It's kind of neat because it looks like a little placeholder for an equation with '?' holding the position of the thing we are questioning.

Bill Venners

Posts: 2249
Nickname: bv
Registered: Jan, 2002

Re: ScalaTest 0.9 Released Posted: Jan 15, 2008 8:56 PM
Reply to this message Reply
> ScalaTest sounds real nice. Reading the 'nose' stuff for
> Python, it makes me think that if/when ScalaTest and
> ScalaCheck are nicely integrated, things will be super
> duper sweet in the land of Scala.
>
Rickard Nilsson and I spoke a few days ago about how to do the integration. I want to make property-based tests as easy to write as assertion-based ones in ScalaTest. My next step is to make a Suite subtrait that will define and check a property, and if there's a problem complete abruptly with an AssertionError containing useful information. That way problems found by property-based tests can show up in the same ScalaTest reports as assertion-based ones.
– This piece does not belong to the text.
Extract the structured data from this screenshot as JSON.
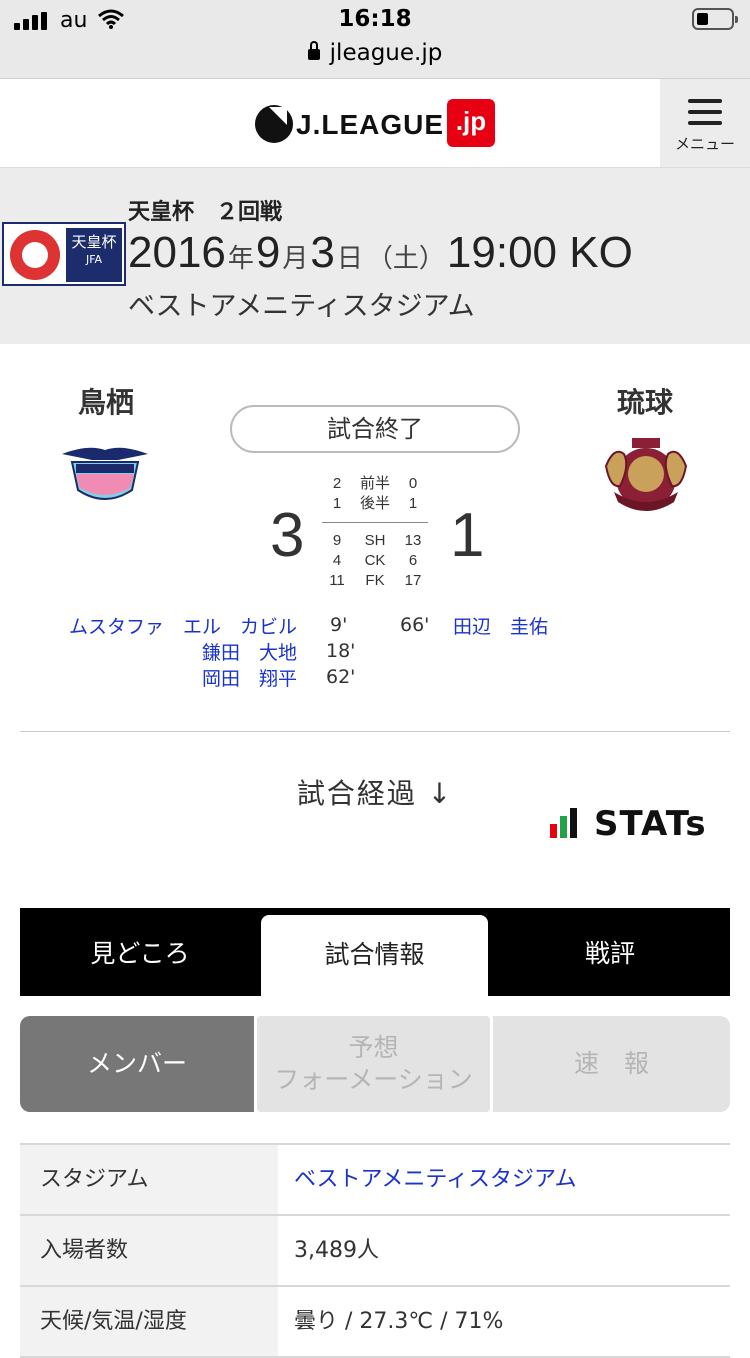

You'll be able to mix assertion and property-based tests in the same test methods.

Bill Venners

Posts: 2249
Nickname: bv
Registered: Jan, 2002

Re: ScalaTest 0.9 Released Posted: Jan 15, 2008 9:02 PM
Reply to this message Reply
> > The "test" approach is just the default. It can be
> overridden.
>
> Assembly is just the default way of programming. You are
> not stuck to it, you can just write your own C compiler.
>
> I know it's an extreme example, but the point is that
> software is all about reasonable defaults. If you think
> about it, a C compiler is as much a spreadsheet as Excel.
> So why do people like to use Excel? It's because Excel
> l has reasonable defaults for accountants. In some ways a
> compiler is actually a better spreadsheet because it is a
> lot more flexible.
>
> Providing reasonable defaults is as big a deal as
> providing extensibility.
>
I agree with that. I just think asking people to name test methods the way I expect most of them would name them anyway is a reasonable default. See my explanation in the previous post.
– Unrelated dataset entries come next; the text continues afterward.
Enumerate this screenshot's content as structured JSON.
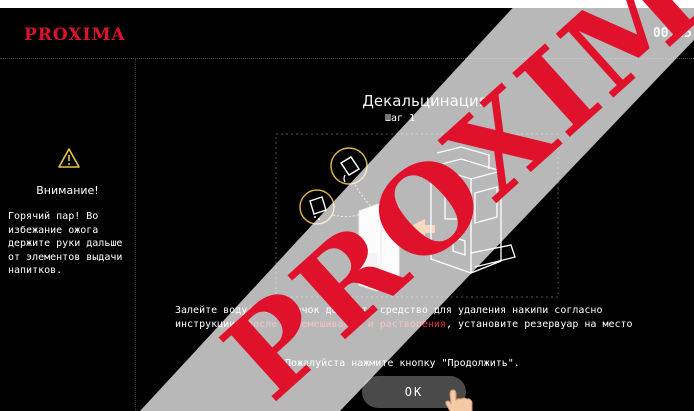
{
  "app": {
    "logo": "PROXIMA",
    "time": "00:45"
  },
  "warning": {
    "title": "Внимание!",
    "text": "Горячий пар! Во избежание ожога держите руки дальше от элементов выдачи напитков."
  },
  "main": {
    "title": "Декальцинация",
    "step": "Шаг 1",
    "instruction": {
      "part1": "Залейте воду",
      "highlight1": "(1 л)",
      "part2": "в бачок добавьте средство для удаления накипи согласно инструкции, ",
      "highlight2": "после перемешивания и растворения",
      "part3": ", установите резервуар на место"
    },
    "prompt": "Пожалуйста нажмите кнопку \"Продолжить\".",
    "ok_label": "OK"
  },
  "watermark": {
    "text": "PROXIMA",
    "color": "#e0112b"
  },
  "colors": {
    "accent": "#e0112b",
    "background": "#000000",
    "text": "#ffffff"
  },
  "icons": [
    "warning-icon",
    "coffee-machine-icon",
    "water-tank-icon",
    "pour-icon",
    "powder-icon",
    "hand-pointer-icon"
  ]
}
But on the other hand, I don't mean you need to override the behavior in every Suite. You just pick the Suite trait that makes you happy and extend that each time. You can write your own if you need to, but I expect very few people would need to. I plan to make some Suite subtraits that will allow people to use TestNG or JUnit 4 annotation if they wish, for example. One good thing about that is you could run such Suites with either ScalaTest or TestNG/JUnit 4. In the 99.99% case, I expect people will just extend an existing Suite trait.

Flat View: This topic has 58 replies on 4 pages [ 1  2  3  4 | » ]
Topic: ScalaTest 0.9 Released Previous Topic   Next Topic Topic: What Are Your Java Pain Points, Really?
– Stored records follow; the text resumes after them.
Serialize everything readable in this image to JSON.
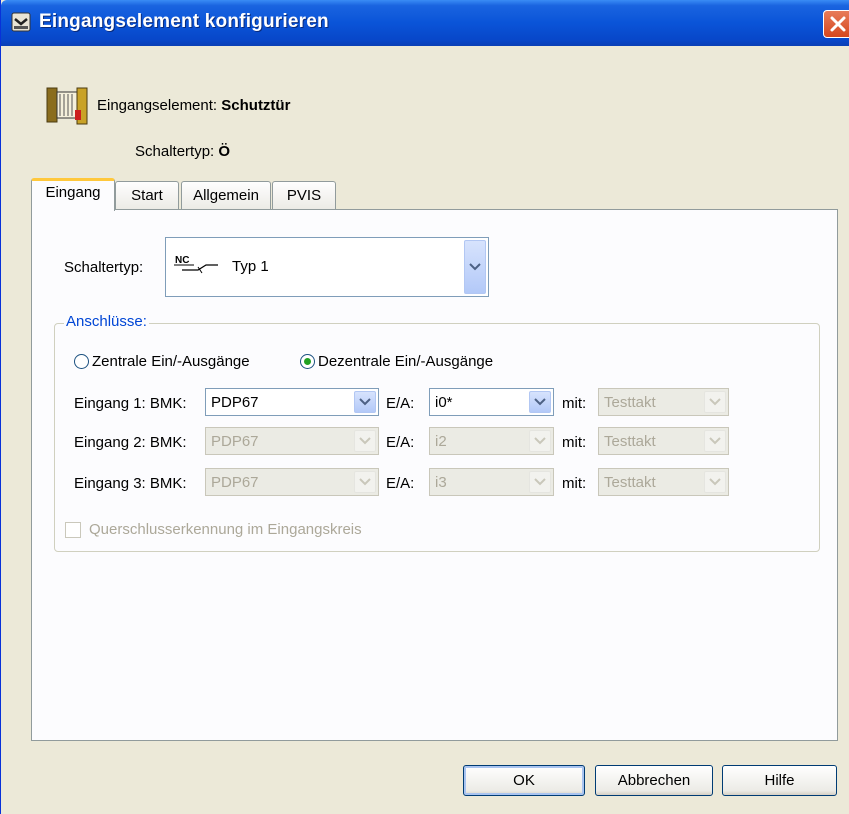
{
  "window": {
    "title": "Eingangselement konfigurieren",
    "title_icon": "dialog-app-icon",
    "close_icon": "close-icon"
  },
  "header": {
    "element_label": "Eingangselement:",
    "element_value": "Schutztür",
    "switch_type_label": "Schaltertyp:",
    "switch_type_value": "Ö",
    "icon": "safety-door-icon"
  },
  "tabs": [
    {
      "label": "Eingang",
      "active": true
    },
    {
      "label": "Start",
      "active": false
    },
    {
      "label": "Allgemein",
      "active": false
    },
    {
      "label": "PVIS",
      "active": false
    }
  ],
  "eingang": {
    "switch_type_label": "Schaltertyp:",
    "switch_type_symbol": "NC",
    "switch_type_value": "Typ 1",
    "connections_legend": "Anschlüsse:",
    "radio_central": "Zentrale Ein/-Ausgänge",
    "radio_decentral": "Dezentrale Ein/-Ausgänge",
    "selected_radio": "decentral",
    "bmk_suffix": "BMK:",
    "ea_label": "E/A:",
    "mit_label": "mit:",
    "rows": [
      {
        "label": "Eingang 1:",
        "bmk": "PDP67",
        "ea": "i0*",
        "mit": "Testtakt",
        "enabled": true
      },
      {
        "label": "Eingang 2:",
        "bmk": "PDP67",
        "ea": "i2",
        "mit": "Testtakt",
        "enabled": false
      },
      {
        "label": "Eingang 3:",
        "bmk": "PDP67",
        "ea": "i3",
        "mit": "Testtakt",
        "enabled": false
      }
    ],
    "cross_circuit_label": "Querschlusserkennung im Eingangskreis"
  },
  "buttons": {
    "ok": "OK",
    "cancel": "Abbrechen",
    "help": "Hilfe"
  },
  "colors": {
    "titlebar": "#0a54d8",
    "active_tab_highlight": "#ffc83c",
    "legend_text": "#0046d5",
    "radio_selected": "#21a121"
  }
}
Sponsored Links



Google
  Web Artima.com   

Copyright © 1996-2014 Artima, Inc. All Rights Reserved. - Privacy Policy - Terms of Use - Advertise with Us